The 2013 state law said that the federal government has no authority to regulate guns manufactured, sold and kept only in Kansas. The law enables guns to be manufactured and sold in Kansas without serial numbers. “The Act threatens to make Kansas a haven for illegal firearms traffickers,” the Brady Center’s complaint states.
Alla Lefkowitz, an attorney for the Brady Center, said gun retailers in Kansas cannot guarantee that guns they sell won’t cross state lines. She called the provision that restricts the law to guns kept in the state “virtually meaningless.”
Lefkowitz said the law, which exempts retailers from running federal background checks, hinders law enforcement efforts to combat gun crimes.
“What this law has done is create a situation where it is plausible that a violent domestic abuser can legally have an untraceable, undetectable gun and if a federal law enforcement officer attempts to arrest that individual it is the officer who will be facing felony charges,” Lefkowitz said.
Rep. Jim Howell, R-Derby, who co-sponsored the bill in the House, said that lawmakers expected the law to be challenged, but that he is confident it will stand.
“The situation they’re claiming, in my opinion, is all based on fear of what might happen. The situation’s not happened yet. They have no person who’s actually made a Kansas firearm that’s crossed state borders,” Howell said. “They’re coming at us with the theory, what might happen, and I don’t think that’s going to stand in court.”
The Brady Center said that a similar law, passed by the Montana Legislature, was struck down by a federal court of appeals.
Gov. Sam Brownback and Attorney General Derek Schmidt are both named as defendants in the lawsuit.
Schmidt issued a statement saying the state will “defend this duly enacted Kansas law.”
He said the law “was intended by the Legislature to safeguard Kansans’ rights under the Second and Tenth Amendments to the United States Constitution.”
He noted it had been in effect for more than a year and called the timing of the lawsuit in an election year “obviously political.”

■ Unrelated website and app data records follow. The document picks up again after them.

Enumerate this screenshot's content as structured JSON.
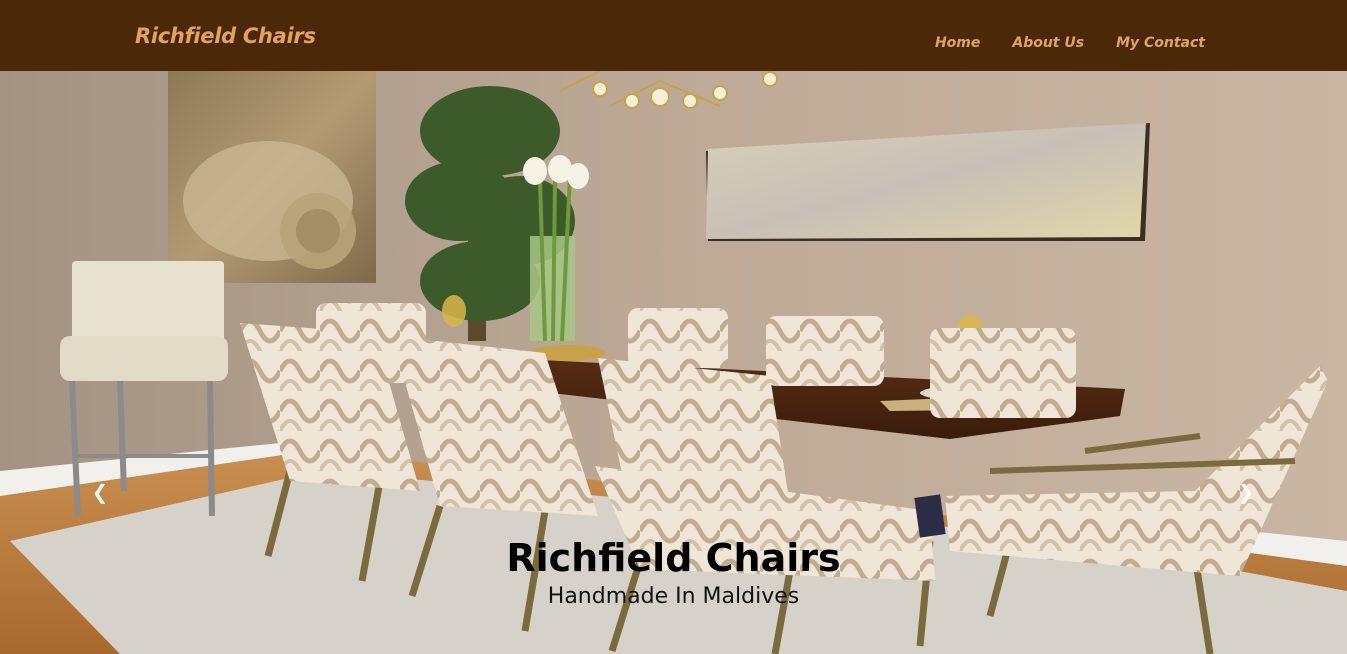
{
  "brand": {
    "name": "Richfield Chairs"
  },
  "nav": {
    "items": [
      "Home",
      "About Us",
      "My Contact"
    ]
  },
  "hero": {
    "title": "Richfield Chairs",
    "subtitle": "Handmade In Maldives",
    "prev_icon": "chevron-left-icon",
    "next_icon": "chevron-right-icon"
  },
  "colors": {
    "navbar_bg": "#4a2808",
    "nav_text": "#e3a35c"
  }
}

Brownback responded to the initial announcement of the lawsuit on Monday by suggesting that the Brady Center was doing the bidding of the Obama administration.
Lowy called this assertion utterly baseless and incorrect. He also dismissed the notion that the timing of the lawsuit had any significance.
“We are doing the bidding of Kansans,” he said.
The complaint was filed on behalf of Brady Campaign members living in Kansas, including Paul Temme, who was a witness to the shooting at the Jewish Community Center of Greater Kansas City in April.
The complaint states that Temme believes the law makes it easier for violent criminals to obtain guns in Kansas and that he fears for his safety.